|Tripitaka is protected from demons by a monkey, cannibal and pig monster.||Britney Shears was married to Kevin Federline.|
Wu Ch’Eng-En is largely credited as the author of Journey to the West although this has only been since the twentieth century – prior to this the work was published anonymously. Burrows suggested that there may have been two reasons for this. Firstly, the Imperial hierarchies in the Heavenly realms of Monkey are as corrupt and inept as their earthly counterparts and so, despite the ancient setting, could be seen as satirising the Ming Dynasty. Wu Ch’Eng-En spent part of his life as a Ming Dynasty bureaucrat and his distaste for political corruption was well known. But Burrows suggested that Wu may have concealed his authorship because the vernacular style of its prose was at odds with the prevailing literary models in Wu’s own time. He was trying to protect his literary reputation as association with this ‘vulgarity’ could have led to future works not being taken seriously. This seems plausible, particularly when we consider other modes of expression. For example, in the early days of Hollywood cinema, actors didn’t want their names credited because it was seen as a lesser art form than the stage.
The monkey myth may never have reached these shores if it hadn’t been for Arthur Waley who, on joining the Oriental prints section of the British Museum, began to teach himself Chinese and Japanese. His translations of poetry would appear in Ezra Pound’s The Little Review as well as in self-published collections which were eventually picked up by the commercial publisher Constable. During the Blitz years, Waley began his translation of Monkey. But it is how it was received that is particularly interesting as a good myth has an almost sponge like quality in its ability to absorb cultural anxieties of the time. On receiving her copy, Edith Sitwell noted, ‘I do not know of any work which so abolishes the horrors of this time and our wretched material worries…how strange it is to come back from Monkey and realise how hideous people are making the world.’
Burrows' talk was filled with many other interesting facts and included clips to help visualise what may otherwise have been a difficult historical and philosophical journey to follow. He neatly wove together various strands of the myth, taking us from the Hindu monkey God Hanuman to the market created for martial arts films after a certain dragon entered the silver screen in 1973. But most interesting of all was seeing how serendipity has as much to play in creating and adding to the mythology as any political, social or religious context.
Jun Inoe and Masaaki Sakai were lead singers in the sixties outfit The Spiders who quickly built up a reputation for fooling around on stage.
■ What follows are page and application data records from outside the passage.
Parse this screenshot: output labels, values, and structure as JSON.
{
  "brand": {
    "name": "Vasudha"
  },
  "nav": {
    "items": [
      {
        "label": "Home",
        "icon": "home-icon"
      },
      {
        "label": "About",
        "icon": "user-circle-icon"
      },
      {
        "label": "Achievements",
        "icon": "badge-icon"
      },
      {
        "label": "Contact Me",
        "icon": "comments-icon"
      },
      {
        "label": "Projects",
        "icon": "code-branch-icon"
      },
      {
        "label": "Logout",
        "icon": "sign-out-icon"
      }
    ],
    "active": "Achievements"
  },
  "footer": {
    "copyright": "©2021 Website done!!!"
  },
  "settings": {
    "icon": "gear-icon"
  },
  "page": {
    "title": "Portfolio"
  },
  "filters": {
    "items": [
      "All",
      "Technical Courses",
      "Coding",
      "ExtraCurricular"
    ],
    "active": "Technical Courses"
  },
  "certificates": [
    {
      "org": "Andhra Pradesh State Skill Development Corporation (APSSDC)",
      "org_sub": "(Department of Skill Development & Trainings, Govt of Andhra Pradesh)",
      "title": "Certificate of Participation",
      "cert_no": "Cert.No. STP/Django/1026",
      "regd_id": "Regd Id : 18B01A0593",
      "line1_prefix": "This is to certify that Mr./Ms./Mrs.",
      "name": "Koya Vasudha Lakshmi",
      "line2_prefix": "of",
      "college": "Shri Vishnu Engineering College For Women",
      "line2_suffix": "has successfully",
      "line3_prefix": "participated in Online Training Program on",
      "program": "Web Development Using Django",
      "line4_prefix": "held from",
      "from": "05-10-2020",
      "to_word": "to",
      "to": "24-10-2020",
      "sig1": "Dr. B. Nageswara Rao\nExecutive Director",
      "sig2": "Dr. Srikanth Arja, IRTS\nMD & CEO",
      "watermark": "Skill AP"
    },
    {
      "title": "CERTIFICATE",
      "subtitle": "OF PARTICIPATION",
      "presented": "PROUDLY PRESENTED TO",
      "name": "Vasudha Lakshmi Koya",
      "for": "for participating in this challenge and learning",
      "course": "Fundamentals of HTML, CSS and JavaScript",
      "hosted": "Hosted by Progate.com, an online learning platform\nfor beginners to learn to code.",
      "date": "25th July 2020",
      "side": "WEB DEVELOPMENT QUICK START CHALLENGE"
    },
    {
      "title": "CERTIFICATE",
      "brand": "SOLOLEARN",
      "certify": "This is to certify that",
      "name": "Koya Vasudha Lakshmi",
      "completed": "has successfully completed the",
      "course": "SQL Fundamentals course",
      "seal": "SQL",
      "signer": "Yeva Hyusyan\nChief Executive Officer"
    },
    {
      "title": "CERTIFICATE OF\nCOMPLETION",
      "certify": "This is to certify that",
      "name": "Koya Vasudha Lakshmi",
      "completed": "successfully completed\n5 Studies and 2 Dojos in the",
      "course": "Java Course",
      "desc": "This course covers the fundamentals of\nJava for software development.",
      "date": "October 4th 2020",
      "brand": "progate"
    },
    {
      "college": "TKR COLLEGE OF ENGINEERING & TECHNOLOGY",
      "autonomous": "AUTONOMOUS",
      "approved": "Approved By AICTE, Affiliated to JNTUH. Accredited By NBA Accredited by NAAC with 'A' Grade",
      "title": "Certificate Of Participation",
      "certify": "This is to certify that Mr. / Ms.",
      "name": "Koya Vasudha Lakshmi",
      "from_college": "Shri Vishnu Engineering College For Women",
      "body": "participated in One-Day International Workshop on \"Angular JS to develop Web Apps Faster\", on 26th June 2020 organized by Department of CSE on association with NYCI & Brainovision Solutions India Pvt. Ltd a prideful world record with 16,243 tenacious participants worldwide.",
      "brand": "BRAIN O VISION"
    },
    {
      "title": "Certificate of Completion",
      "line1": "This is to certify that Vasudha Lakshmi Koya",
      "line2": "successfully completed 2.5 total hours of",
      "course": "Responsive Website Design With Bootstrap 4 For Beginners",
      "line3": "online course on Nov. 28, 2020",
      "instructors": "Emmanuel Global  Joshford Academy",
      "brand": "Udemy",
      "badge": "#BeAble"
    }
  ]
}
These ‘tricksters’ of the pop world mastered a routine known as the Monkey Dance, which in turn led to the song Mr Monkey (1966). The Spiders were instrumental in taking a very different journey by bringing the music of the West to the East. It was only natural then that Masaaki Sakai would go on to star in the lead role of the 1978 TV series Monkey and make the pilgrimage in the opposite direction. It is this looping of cultures and layering of meaning that has enabled the Monkey myth to live on. Most recently this has seen a new TV series and film released in Asia in 2011. But for purely nostalgic reasons, I’m off to Staples to buy a pencil sharpener to summon down a cloud. That’s what going to the ‘tempreh on a Friday does to you.